Consumers and corporations are not the only ones facing an uncertain and highly inflationary landscape where things are changing quite rapidly. Investors too are experiencing extreme upheaval. In particular, what makes today’s environment so tricky for macro investors and asset allocators is that the traditional relationship between stocks and bonds – where bond prices rise when stock prices fall – has broken down. One can see this in Exhibit 3. This development, which we think is more structural in nature, is a big deal, in our view. As a result, many investors will need to consider adding different types of investments to their traditional asset 60/40 allocation mix (see Section II; Question #6 for more details). Consistent with this view, we believe not only that forward returns are likely to be lower but that Bonds can no longer serve as shock absorbers or diversifiers when paired with Equities.


Leading Companies Have Too Much Inventory, Which Is Why We Forecast Goods Deflation in 2023

Bar Chart of Walmart and Target Inventory Levels
Data as at May 20, 2022. Source: WSJ.


Inflation Is Hitting Consumers Hard, Forcing Them to Tap Into Their Debt Capacity to Maintain Current Living Standards

Graph of Year over Year Change in Consumer Debt
Data as at March 31, 2022. Source: Federal Reserve, Evercore ISI.


The Relationship Between Stocks and Bonds Is Changing in Today’s Inflationary Environment

Graph of Rolling 24 Months Stock and Bond Correlation
Data as at March 31, 2022. Rolling 24 months correlations calculated using monthly total returns of the S&P500 Index and Barclays U.S. Aggregate Index.


In Normal Markets, Bonds Rally When Stocks Go Down.
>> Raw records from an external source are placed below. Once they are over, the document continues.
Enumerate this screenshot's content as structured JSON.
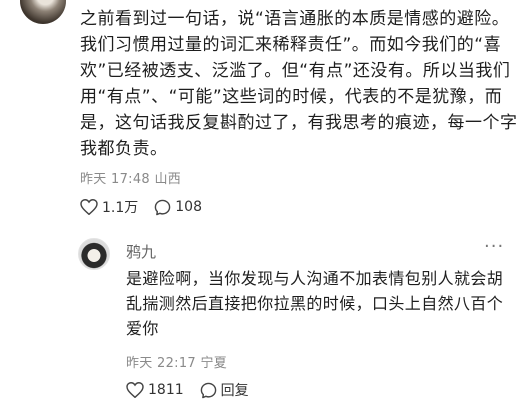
{
  "post": {
    "text": "之前看到过一句话，说“语言通胀的本质是情感的避险。我们习惯用过量的词汇来稀释责任”。而如今我们的“喜欢”已经被透支、泛滥了。但“有点”还没有。所以当我们用“有点”、“可能”这些词的时候，代表的不是犹豫，而是，这句话我反复斟酌过了，有我思考的痕迹，每一个字我都负责。",
    "time": "昨天 17:48",
    "location": "山西",
    "likes": "1.1万",
    "comments": "108"
  },
  "reply": {
    "username": "鸦九",
    "more": "···",
    "text": "是避险啊，当你发现与人沟通不加表情包别人就会胡乱揣测然后直接把你拉黑的时候，口头上自然八百个爱你",
    "time": "昨天 22:17",
    "location": "宁夏",
    "likes": "1811",
    "reply_label": "回复"
  }
}
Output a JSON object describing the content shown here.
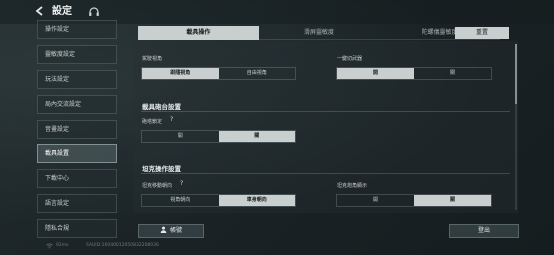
{
  "header": {
    "title": "設定",
    "back_icon": "arrow-left-icon",
    "support_icon": "headset-icon"
  },
  "tabs": [
    {
      "label": "載具操作",
      "active": true
    },
    {
      "label": "滑屏靈敏度",
      "active": false
    },
    {
      "label": "陀螺儀靈敏度",
      "active": false
    }
  ],
  "reset_label": "重置",
  "sidebar": {
    "items": [
      {
        "label": "操作設定"
      },
      {
        "label": "靈敏度設定"
      },
      {
        "label": "玩法設定"
      },
      {
        "label": "局內交流設定"
      },
      {
        "label": "音畫設定"
      },
      {
        "label": "載具設置",
        "active": true
      },
      {
        "label": "下載中心"
      },
      {
        "label": "語言設定"
      },
      {
        "label": "隱私合規"
      }
    ]
  },
  "settings": {
    "driving_view": {
      "label": "駕駛視角",
      "options": [
        "跟隨視角",
        "自由視角"
      ],
      "selected": 0
    },
    "one_key_weapon": {
      "label": "一鍵切武器",
      "options": [
        "開",
        "關"
      ],
      "selected": 0
    },
    "turret_section": {
      "title": "載具砲台設置"
    },
    "aim_lock": {
      "label": "砲塔鎖定",
      "help": "?",
      "options": [
        "開",
        "關"
      ],
      "selected": 1
    },
    "tank_section": {
      "title": "坦克操作設置"
    },
    "tank_move_dir": {
      "label": "坦克移動朝向",
      "help": "?",
      "options": [
        "視角朝向",
        "車身朝向"
      ],
      "selected": 1
    },
    "tank_angle_display": {
      "label": "坦克炮角顯示",
      "options": [
        "開",
        "關"
      ],
      "selected": 1
    }
  },
  "footer": {
    "account_label": "帳號",
    "account_icon": "user-icon",
    "logout_label": "登出",
    "ping": "92ms",
    "uid": "SAUID:16040012050832208036"
  }
}
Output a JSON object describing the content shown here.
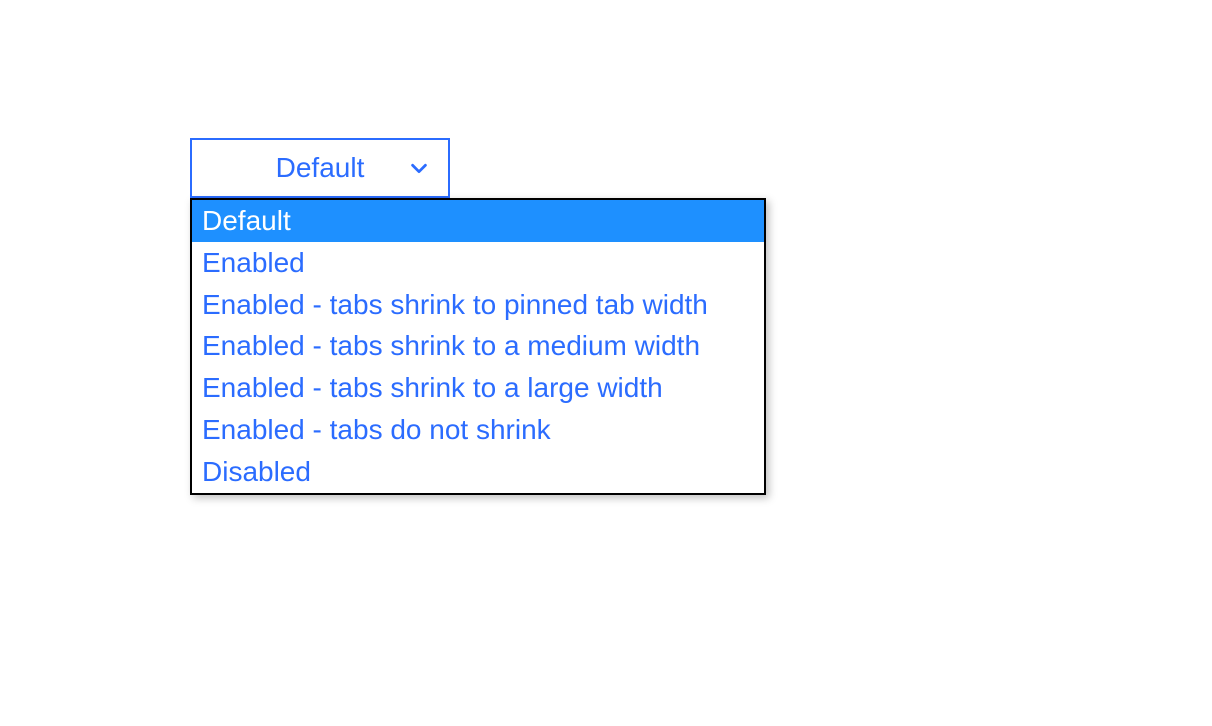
{
  "dropdown": {
    "selected_value": "Default",
    "options": [
      {
        "label": "Default",
        "selected": true
      },
      {
        "label": "Enabled",
        "selected": false
      },
      {
        "label": "Enabled - tabs shrink to pinned tab width",
        "selected": false
      },
      {
        "label": "Enabled - tabs shrink to a medium width",
        "selected": false
      },
      {
        "label": "Enabled - tabs shrink to a large width",
        "selected": false
      },
      {
        "label": "Enabled - tabs do not shrink",
        "selected": false
      },
      {
        "label": "Disabled",
        "selected": false
      }
    ]
  },
  "colors": {
    "accent": "#2b6cff",
    "highlight": "#1e90ff",
    "border": "#000000"
  }
}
Today, That Is Not Happening

Bar Chart of Yearly Stock and Bond Performance Since 2002
Data as at May 26, 2022.Source: Bloomberg.

Overall, the current backdrop reinforces our larger narrative at KKR that we have entered A Different Kind of Recovery. Specifically, what this means is that we think we have entered a new investing regime – and we do not make this statement lightly.